▶ Work instruction: Reproduce, exactly as they appear, the line containing "Serialize everything readable" and every line after it, ending with the last line of the records.

Items from an interface collection
((

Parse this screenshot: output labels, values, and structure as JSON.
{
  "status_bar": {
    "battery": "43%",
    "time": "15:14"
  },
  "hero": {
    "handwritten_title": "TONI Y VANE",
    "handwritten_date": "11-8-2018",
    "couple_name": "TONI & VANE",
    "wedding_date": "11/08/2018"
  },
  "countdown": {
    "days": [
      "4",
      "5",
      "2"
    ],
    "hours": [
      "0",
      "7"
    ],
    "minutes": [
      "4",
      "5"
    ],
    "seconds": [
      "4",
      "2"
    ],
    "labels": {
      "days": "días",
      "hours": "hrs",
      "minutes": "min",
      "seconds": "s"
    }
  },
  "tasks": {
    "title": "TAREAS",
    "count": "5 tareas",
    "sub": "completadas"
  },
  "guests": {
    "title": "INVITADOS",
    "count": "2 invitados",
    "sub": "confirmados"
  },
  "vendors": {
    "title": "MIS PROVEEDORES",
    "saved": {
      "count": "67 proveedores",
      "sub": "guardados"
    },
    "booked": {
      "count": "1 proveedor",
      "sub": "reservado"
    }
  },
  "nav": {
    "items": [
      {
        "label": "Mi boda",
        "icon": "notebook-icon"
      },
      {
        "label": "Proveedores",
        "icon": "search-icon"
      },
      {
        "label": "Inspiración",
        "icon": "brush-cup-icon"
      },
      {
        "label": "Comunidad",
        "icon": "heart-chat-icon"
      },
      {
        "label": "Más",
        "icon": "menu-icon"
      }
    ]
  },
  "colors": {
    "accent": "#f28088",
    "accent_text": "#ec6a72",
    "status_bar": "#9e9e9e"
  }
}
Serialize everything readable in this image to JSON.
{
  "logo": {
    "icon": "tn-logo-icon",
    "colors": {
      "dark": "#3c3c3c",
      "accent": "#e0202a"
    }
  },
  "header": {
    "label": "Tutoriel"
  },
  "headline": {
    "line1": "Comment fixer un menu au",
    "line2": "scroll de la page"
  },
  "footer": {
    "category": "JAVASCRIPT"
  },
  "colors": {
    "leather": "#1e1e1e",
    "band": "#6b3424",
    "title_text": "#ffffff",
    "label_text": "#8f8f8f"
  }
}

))

▶ Answer:
Serialize everything readable in this image to JSON.
{
  "logo": {
    "icon": "tn-logo-icon",
    "colors": {
      "dark": "#3c3c3c",
      "accent": "#e0202a"
    }
  },
  "header": {
    "label": "Tutoriel"
  },
  "headline": {
    "line1": "Comment fixer un menu au",
    "line2": "scroll de la page"
  },
  "footer": {
    "category": "JAVASCRIPT"
  },
  "colors": {
    "leather": "#1e1e1e",
    "band": "#6b3424",
    "title_text": "#ffffff",
    "label_text": "#8f8f8f"
  }
}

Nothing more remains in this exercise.